When the Levee Breaks

Yesterday I decided to start working on the porting of the Gtk2::SourceView Perl module to the new upstream API. For my convenience, and because I know I’ll probably screw up, I decided to use a local git repository so I can experiment with all the branches I want before hitting CVS. Yes, you read that right: the Perl GTK+/GNOME bindings still use CVS on SourceForge.net ((there has been talk about moving them to GNOME CVS, then to SVN, but in the end the maintenance burden would be too high, and some of the members of the team would need at least SVN accounts anyway)). Thus, I decided to import the whole gtk2-perl repository into a git one using git-cvsimport, and – lo and behold – after four hours of checkout, I got it on my machine, complete of full history.

The layout of the bindings modules is composed of a single CVS module and all the Perl modules are inside it; this is far from optimal with git ((or any other SCM software that is not CVS, for that matter)), so I proceeded to split up each Perl module into its own repository, with the help of git-filter-branch – a new command taken from the Cogito suite and added to the 1.5.3 release of git.

The filter-branch command is extremely powerful: it rewrites the history of a repository (which is a destructive operation) by passing a filter function on it. It has a set of predefined filters and contexts of operations, so what you need to do to split out a sub-directory into its own repository is call:

  $ git filter-branch --subdirectory-filter directory refspec

and after that you get all the files filtered out marked as new or modified, so you can use git reset --hard to get rid of them, and have your sub-directory contents as the only recognised content of the repository.

Unfortunately, you can’t really filter out a direct import of a CVS repository: git-cvsimport stores branches and tags, and filtering will most likely create dangling objects; so, what I did was cloning the original repository, to get rid of the local branches, and remove all the tags:

  $ git clone --no-hardlinks /tmp/gtk2-perl Gtk2-SourceView.git
  $ for TAG in `git tag`; do git tag -f -d ${TAG}; done

The --no-hardlinks switch is important for later – I have to thank Ricardo Signes for this tip; in short: it makes git use real copies instead of hardlinking files when cloning a local repository, and will make the garbage collection and pruning phases actually work and prune the unused objects from the git database.

At this point, I just filter-branched and reset:

  $ git filter-branch --subdirectory-filter Gtk2-SourceView HEAD
  $ git reset --hard

and then called:

  $ git gc --aggressive
  $ git prune

and finally obtained my local git repository of the Gtk2-SourceView module from the original CVS repository – with all the history on HEAD preserved.
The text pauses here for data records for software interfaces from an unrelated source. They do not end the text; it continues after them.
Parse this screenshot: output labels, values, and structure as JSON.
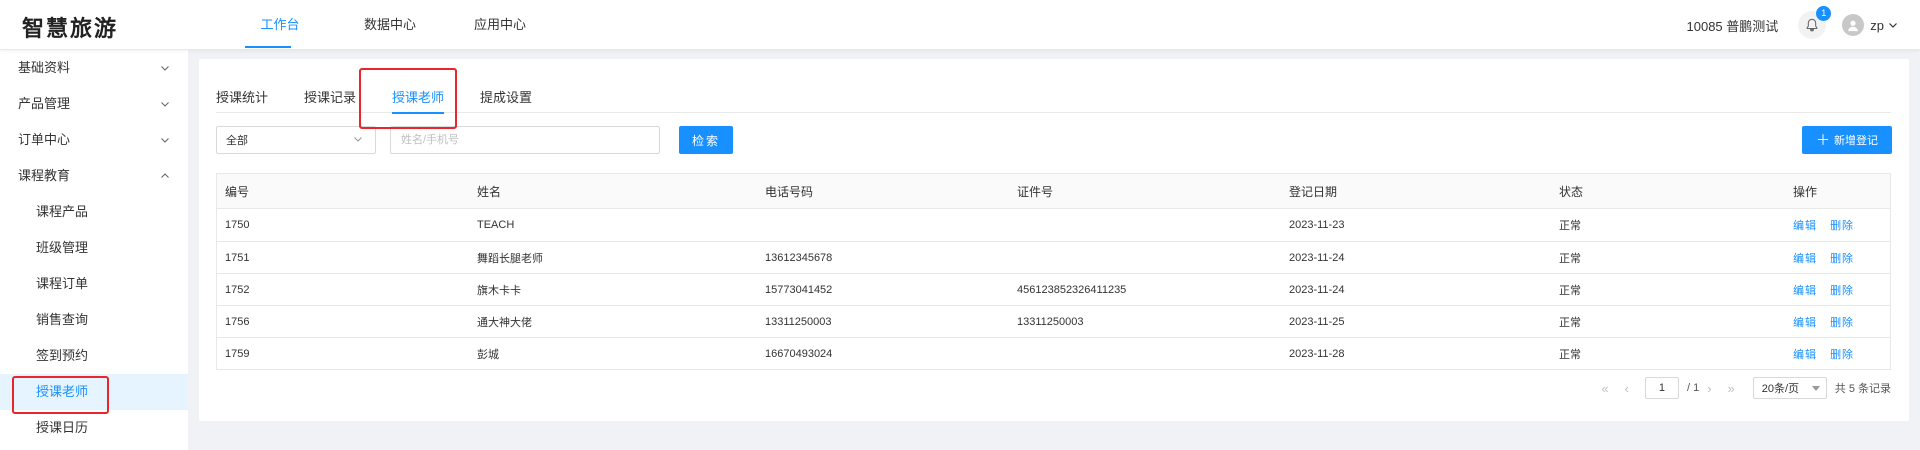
{
  "app": {
    "logo": "智慧旅游"
  },
  "topnav": [
    {
      "label": "工作台",
      "active": true
    },
    {
      "label": "数据中心",
      "active": false
    },
    {
      "label": "应用中心",
      "active": false
    }
  ],
  "header": {
    "tenant": "10085 普鹏测试",
    "notification_count": "1",
    "username": "zp"
  },
  "sidebar": {
    "groups": [
      {
        "label": "基础资料",
        "expanded": false
      },
      {
        "label": "产品管理",
        "expanded": false
      },
      {
        "label": "订单中心",
        "expanded": false
      },
      {
        "label": "课程教育",
        "expanded": true
      }
    ],
    "sub_items": [
      {
        "label": "课程产品"
      },
      {
        "label": "班级管理"
      },
      {
        "label": "课程订单"
      },
      {
        "label": "销售查询"
      },
      {
        "label": "签到预约"
      },
      {
        "label": "授课老师",
        "active": true
      },
      {
        "label": "授课日历"
      }
    ]
  },
  "tabs": [
    {
      "label": "授课统计"
    },
    {
      "label": "授课记录"
    },
    {
      "label": "授课老师",
      "active": true
    },
    {
      "label": "提成设置"
    }
  ],
  "filters": {
    "status_value": "全部",
    "search_placeholder": "姓名/手机号",
    "search_button": "检索",
    "add_button": "新增登记"
  },
  "table": {
    "columns": [
      "编号",
      "姓名",
      "电话号码",
      "证件号",
      "登记日期",
      "状态",
      "操作"
    ],
    "rows": [
      [
        "1750",
        "TEACH",
        "",
        "",
        "2023-11-23",
        "正常"
      ],
      [
        "1751",
        "舞蹈长腿老师",
        "13612345678",
        "",
        "2023-11-24",
        "正常"
      ],
      [
        "1752",
        "旗木卡卡",
        "15773041452",
        "456123852326411235",
        "2023-11-24",
        "正常"
      ],
      [
        "1756",
        "通大神大佬",
        "13311250003",
        "13311250003",
        "2023-11-25",
        "正常"
      ],
      [
        "1759",
        "彭城",
        "16670493024",
        "",
        "2023-11-28",
        "正常"
      ]
    ],
    "actions": {
      "edit": "编辑",
      "delete": "删除"
    }
  },
  "pagination": {
    "current_page": "1",
    "total_pages": "/ 1",
    "page_size": "20条/页",
    "total_text": "共 5 条记录"
  },
  "colors": {
    "primary": "#1890ff",
    "highlight": "#e8262b",
    "sidebar_active_bg": "#e6f4ff"
  }
}
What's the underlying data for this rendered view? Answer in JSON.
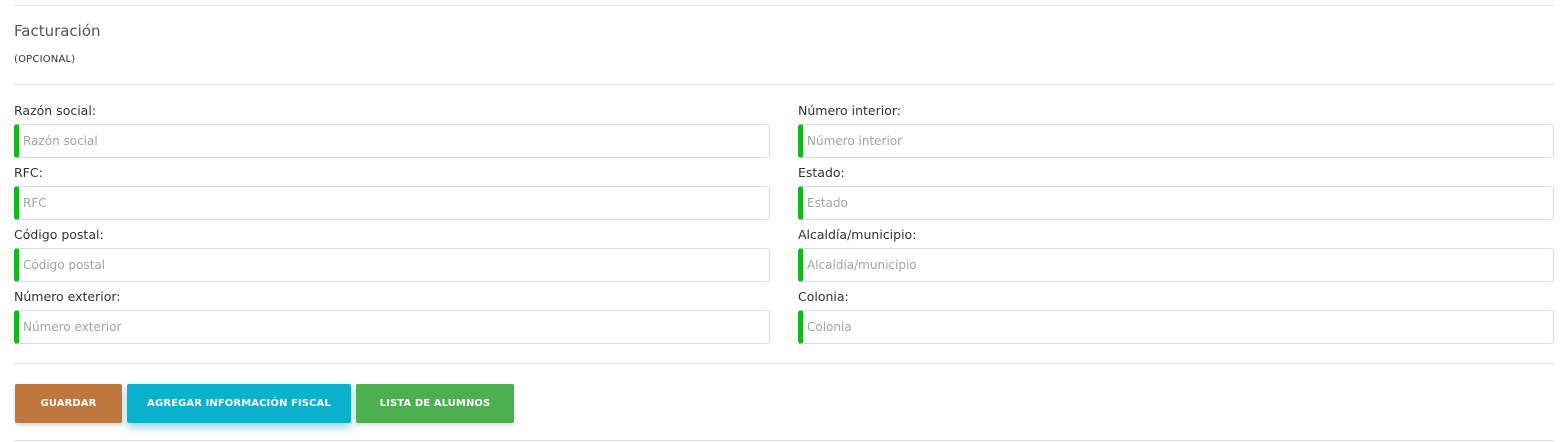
{
  "section": {
    "title": "Facturación",
    "subtitle": "(OPCIONAL)"
  },
  "fields": {
    "razon_social": {
      "label": "Razón social:",
      "placeholder": "Razón social",
      "value": ""
    },
    "rfc": {
      "label": "RFC:",
      "placeholder": "RFC",
      "value": ""
    },
    "codigo_postal": {
      "label": "Código postal:",
      "placeholder": "Código postal",
      "value": ""
    },
    "numero_exterior": {
      "label": "Número exterior:",
      "placeholder": "Número exterior",
      "value": ""
    },
    "numero_interior": {
      "label": "Número interior:",
      "placeholder": "Número interior",
      "value": ""
    },
    "estado": {
      "label": "Estado:",
      "placeholder": "Estado",
      "value": ""
    },
    "alcaldia": {
      "label": "Alcaldía/municipio:",
      "placeholder": "Alcaldía/municipio",
      "value": ""
    },
    "colonia": {
      "label": "Colonia:",
      "placeholder": "Colonia",
      "value": ""
    }
  },
  "actions": {
    "save_label": "GUARDAR",
    "fiscal_label": "AGREGAR INFORMACIÓN FISCAL",
    "students_label": "LISTA DE ALUMNOS"
  },
  "colors": {
    "input_accent": "#19b421",
    "save_button": "#c0773e",
    "fiscal_button": "#0ab1cc",
    "students_button": "#4caf50"
  }
}
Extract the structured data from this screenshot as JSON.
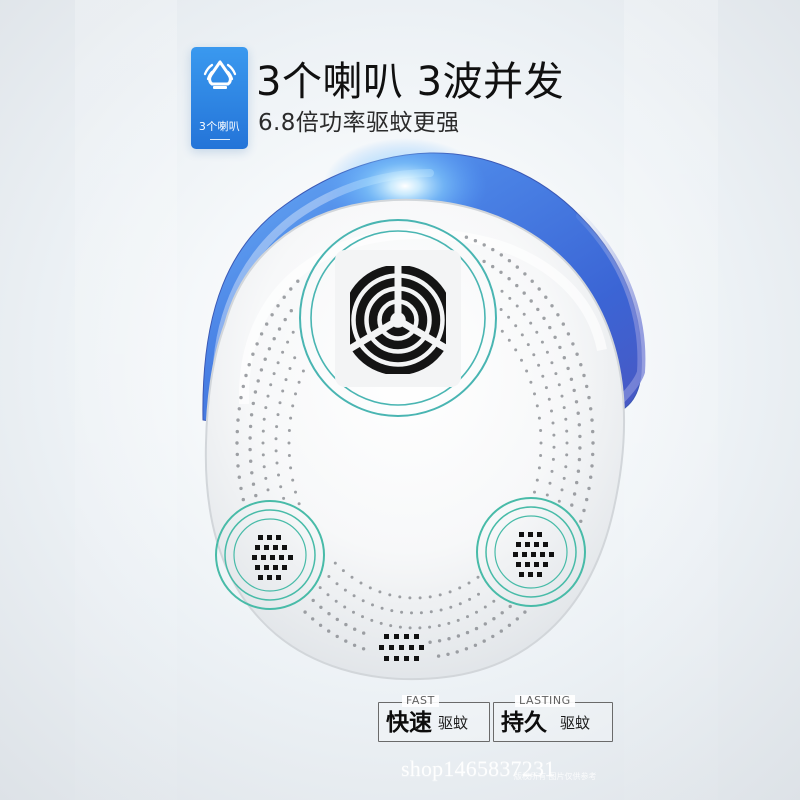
{
  "badge": {
    "icon": "speaker-alarm-icon",
    "label": "3个喇叭"
  },
  "headline": {
    "title": "3个喇叭 3波并发",
    "subtitle": "6.8倍功率驱蚊更强"
  },
  "features": [
    {
      "english": "FAST",
      "main": "快速",
      "side": "驱蚊"
    },
    {
      "english": "LASTING",
      "main": "持久",
      "side": "驱蚊"
    }
  ],
  "watermark": {
    "shop": "shop1465837231",
    "small": "版权所有 图片仅供参考"
  },
  "colors": {
    "badge_blue": "#2f86e5",
    "light_blue": "#69b7ff",
    "device_white": "#f7f7f7",
    "teal_ring": "#37b9a9",
    "speaker_black": "#151515"
  }
}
The good part is that the entire set of operations is very repetitive, so it’s suitable for scripting ((I did write a small script which extracted every Perl module sub-directory into its own git repository – but it’s mostly 50 lines sugarcoating the core 5 lines of actual work)). Yey for git! :-)

My Wandering Days Are Over

This weekend I’ve finally tried Vala, something I wanted to do for a while now. Vala is, for those of you that never tried it, like GOB, but on PCP and steroids and with a syntax that doesn’t make using it feel like you’re being skull-raped through your eye sockets. It’s, actually, quite a pleasant experience – if you ignore the utter brain damage of connecting signals by overloading the plus operator ((which is more a fault of C# than anything, and one of the reasons operator overloading should be banished using necromancy. Come on: signal = signal + handler? Really?)).

Surely, there are a couple of issues with the underlying C translation layer:

  • connecting signals passes the class instance pointer, but if your class does not have any property then an empty struct will be generated, which doesn’t create valid C code;
  • if you then add a dummy int, the passed pointer is still called “self” but it’s never allocated, because the Vala compiler still expects for the class to inherit from GLib.Object in this case, while it really shouldn’t;
  • so, if you want to connect to signals, you have to make your class inherit from Object, create an instance and connect to the signals in the constructor or inside a method;

The last point is a perfectly legitimate choice to be made by language designers: but, then, this snippet:

using GLib;
using Gdict;

class TestSource {
  void on_definition_found (Gdict.Context context, Gdict.Definition definition) {
    stdout.printf ("*definition for `%s' found:\n%s\n",
  static void main (string[] args) {
    var loop = new GLib.MainLoop (null, false);
    var context = new Gdict.ClientContext ("dict.org", 2628);

    context.definition_found += on_definition_found;
    try {
      context.define_word ("*", "dictionary");
   } catch (Glib.Error e) { warning (e.message); }

    loop.run ();

should fail to compile in Vala, and not in produce invalid C code ((I think this stems from the fact that Vala, like C#, allows a mixed OO-procedural approach, like Perl and Python; but those languages usually get it right)).

Anyway, Vala is an interesting project. If it had a better integration with the rest of the toolchain (gdb, valgrind, autotools, profilers, etc.) it should definitely become one of the first class citizens of GNOME ((for instance, Apple has native Objective-C support, and that is a layer above C like Vala)).

By the way, just to try out Vala I wrote the bindings for the Gdict API. They are mostly working, so if you want to check them out, you can clone the repository here:

  git clone http://www.gnome.org/~ebassi/git/gdict-vala.git

Those are the bindings for the unstable version of Gdict, which will be released for GNOME 2.20.